Chief Justice John Roberts
CBS News is reporting Chief Justice Roberts changed his mind on the controversial healthcare bill. That leaves everyone else wondering, Why? WikiCommons / US Supreme Court

When CBS News broke the story that U.S. Chief Justice John Roberts -- the pivotal vote in the Supreme Court's 5-4 landmark ruling on the Affordable Care Act last Thursday -- had first decided to vote with his fellow conservatives on so-called Obamacare and then changed his mind, it led to huge questions, not only about him but also about his motivations.

Roberts, nominated as the 17th U.S. chief justice by President George W. Bush in 2005, has long been considered a lock to vote the Republican Party line on big issues -- and there have been few bigger issues than Obamacare during his seven-year tenure -- so the speculation about his motives was fierce and immediate.

Evidently, Roberts was swayed at one point or another -- believed to have been about a month or so ago -- by at least some of the arguments made by the liberal justices, despite heavy lobbying by the conservative justices, especially Justice Anthony Kennedy. Ironically, Kennedy was considered by many people to be the one wild card in the process leading to the monumental decision. In fact, Kennedy is about the last justice anyone would have expected to be trying to rally a wayward conservative on this issue.

According to CBS News, however, Kennedy desperately attempted to woo Roberts for about a month: 'He was relentless,' one source said of Kennedy's efforts. 'He was very engaged in this.'

Following the failure of these efforts, CBS reported: The conservatives refused to join any aspect of his opinion, including sections with which they agreed, such as his analysis imposing limits on Congress' power under the Commerce Clause, the sources said. Instead, the four joined forces and crafted a highly unusual, unsigned joint dissent. They deliberately ignored Roberts' if they were no longer even willing to engage with him in debate.

The lifelong appointments given to Supreme Court justices are in place to prevent any kind of political gamesmanship or maneuvering like that many believe to have seen in the handling of the health-care bill. The Supreme Court is a famously tight ship when it comes to leaks, but there is speculation the dissension among the conservatives in this case made a leak like the one underlying the CBS report inevitable.

In Roberts' apparent switch of sides, he may have been susceptible to all the media coverage of the case, according to the Huffington Post.

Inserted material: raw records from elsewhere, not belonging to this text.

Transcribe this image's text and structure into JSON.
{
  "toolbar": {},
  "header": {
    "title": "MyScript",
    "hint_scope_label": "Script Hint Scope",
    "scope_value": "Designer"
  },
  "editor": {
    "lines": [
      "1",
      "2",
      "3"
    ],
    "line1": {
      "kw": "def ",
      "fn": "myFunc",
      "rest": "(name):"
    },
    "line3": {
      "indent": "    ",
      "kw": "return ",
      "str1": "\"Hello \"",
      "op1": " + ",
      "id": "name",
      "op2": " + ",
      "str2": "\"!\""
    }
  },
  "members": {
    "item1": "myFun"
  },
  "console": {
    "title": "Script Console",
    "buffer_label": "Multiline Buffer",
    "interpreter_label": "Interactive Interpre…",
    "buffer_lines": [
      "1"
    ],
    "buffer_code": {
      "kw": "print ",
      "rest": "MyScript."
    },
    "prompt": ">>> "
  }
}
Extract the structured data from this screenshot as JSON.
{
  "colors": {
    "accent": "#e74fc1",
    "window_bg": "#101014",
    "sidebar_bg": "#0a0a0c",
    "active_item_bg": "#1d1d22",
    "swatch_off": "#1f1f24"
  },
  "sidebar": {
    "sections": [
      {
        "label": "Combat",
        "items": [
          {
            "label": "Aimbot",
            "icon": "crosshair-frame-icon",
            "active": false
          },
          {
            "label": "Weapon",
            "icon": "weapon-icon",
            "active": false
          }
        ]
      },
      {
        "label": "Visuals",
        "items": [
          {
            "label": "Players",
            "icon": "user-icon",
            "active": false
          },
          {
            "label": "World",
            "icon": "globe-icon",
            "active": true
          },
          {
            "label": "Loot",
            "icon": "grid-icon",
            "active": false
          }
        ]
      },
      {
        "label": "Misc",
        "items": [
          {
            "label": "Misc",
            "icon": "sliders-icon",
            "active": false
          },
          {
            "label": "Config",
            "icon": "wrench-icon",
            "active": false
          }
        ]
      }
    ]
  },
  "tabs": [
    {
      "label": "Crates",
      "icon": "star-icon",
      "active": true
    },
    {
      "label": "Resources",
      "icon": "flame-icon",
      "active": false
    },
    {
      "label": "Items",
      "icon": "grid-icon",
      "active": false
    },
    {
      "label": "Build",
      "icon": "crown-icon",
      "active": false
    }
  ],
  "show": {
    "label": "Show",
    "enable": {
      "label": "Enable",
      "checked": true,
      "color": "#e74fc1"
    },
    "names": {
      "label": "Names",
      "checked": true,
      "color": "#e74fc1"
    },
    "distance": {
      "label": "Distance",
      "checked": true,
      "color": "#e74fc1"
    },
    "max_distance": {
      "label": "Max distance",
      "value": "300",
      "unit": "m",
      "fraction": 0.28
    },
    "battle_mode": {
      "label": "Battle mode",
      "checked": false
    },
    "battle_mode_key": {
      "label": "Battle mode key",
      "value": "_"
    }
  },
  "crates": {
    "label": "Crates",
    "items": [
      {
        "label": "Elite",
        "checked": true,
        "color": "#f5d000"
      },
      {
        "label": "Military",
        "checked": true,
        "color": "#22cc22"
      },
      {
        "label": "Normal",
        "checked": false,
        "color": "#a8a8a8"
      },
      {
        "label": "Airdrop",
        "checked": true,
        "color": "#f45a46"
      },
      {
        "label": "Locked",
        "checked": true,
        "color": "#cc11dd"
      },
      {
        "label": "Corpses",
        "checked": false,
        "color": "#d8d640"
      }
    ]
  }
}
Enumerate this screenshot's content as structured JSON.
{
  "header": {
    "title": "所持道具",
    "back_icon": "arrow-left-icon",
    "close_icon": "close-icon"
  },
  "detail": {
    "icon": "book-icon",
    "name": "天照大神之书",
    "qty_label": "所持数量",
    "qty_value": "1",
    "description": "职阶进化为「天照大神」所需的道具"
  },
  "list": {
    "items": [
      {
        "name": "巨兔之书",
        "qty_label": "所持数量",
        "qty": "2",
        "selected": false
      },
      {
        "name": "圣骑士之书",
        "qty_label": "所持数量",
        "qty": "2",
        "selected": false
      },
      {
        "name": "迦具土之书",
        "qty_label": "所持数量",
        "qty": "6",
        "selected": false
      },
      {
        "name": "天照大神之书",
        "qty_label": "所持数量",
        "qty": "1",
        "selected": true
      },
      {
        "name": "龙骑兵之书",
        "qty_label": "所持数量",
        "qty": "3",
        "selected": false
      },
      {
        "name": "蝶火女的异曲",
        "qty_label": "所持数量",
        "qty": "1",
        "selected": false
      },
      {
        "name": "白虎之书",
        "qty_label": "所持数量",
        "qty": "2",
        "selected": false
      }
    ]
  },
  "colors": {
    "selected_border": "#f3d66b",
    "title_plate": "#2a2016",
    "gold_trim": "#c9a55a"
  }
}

The chief justice is certainly aware of the court's -- the Roberts court's -- comparatively conservative reputation, and he may have carried out a preemptive strike on the picture history would eventually paint of him and his court.

Roberts had the power to decide which justice would write the majority opinion, and, quite dramatically, he reserved that responsibility for himself.

Some of the conservatives, such as Justice Clarence Thomas, deliberately avoid news articles on the court when issues are pending (and avoid some publications altogether, such as The New York Times). They've explained that they don't want to be influenced by outside opinion or feel pressure from outlets that are perceived as liberal, wrote The Volokh Conspiracy.

But Roberts pays attention to media coverage, CBS reported. As chief justice, he is keenly aware of his leadership role on the court, and he also is sensitive to how the court is perceived by the public. ... Some even suggested that if Roberts struck down the mandate, it would prove he had been deceitful during his confirmation hearings, when he explained a philosophy of judicial restraint. It was around this time that it also became clear to the conservative justices that Roberts was, as one put it, 'wobbly,' the sources said.

Roberts has long been considered one of the staunchest conservatives on the bench. Even if there was some evidence to refute that before, he has certainly has shaken the Republican moniker in favor of the truest form of the word conservative.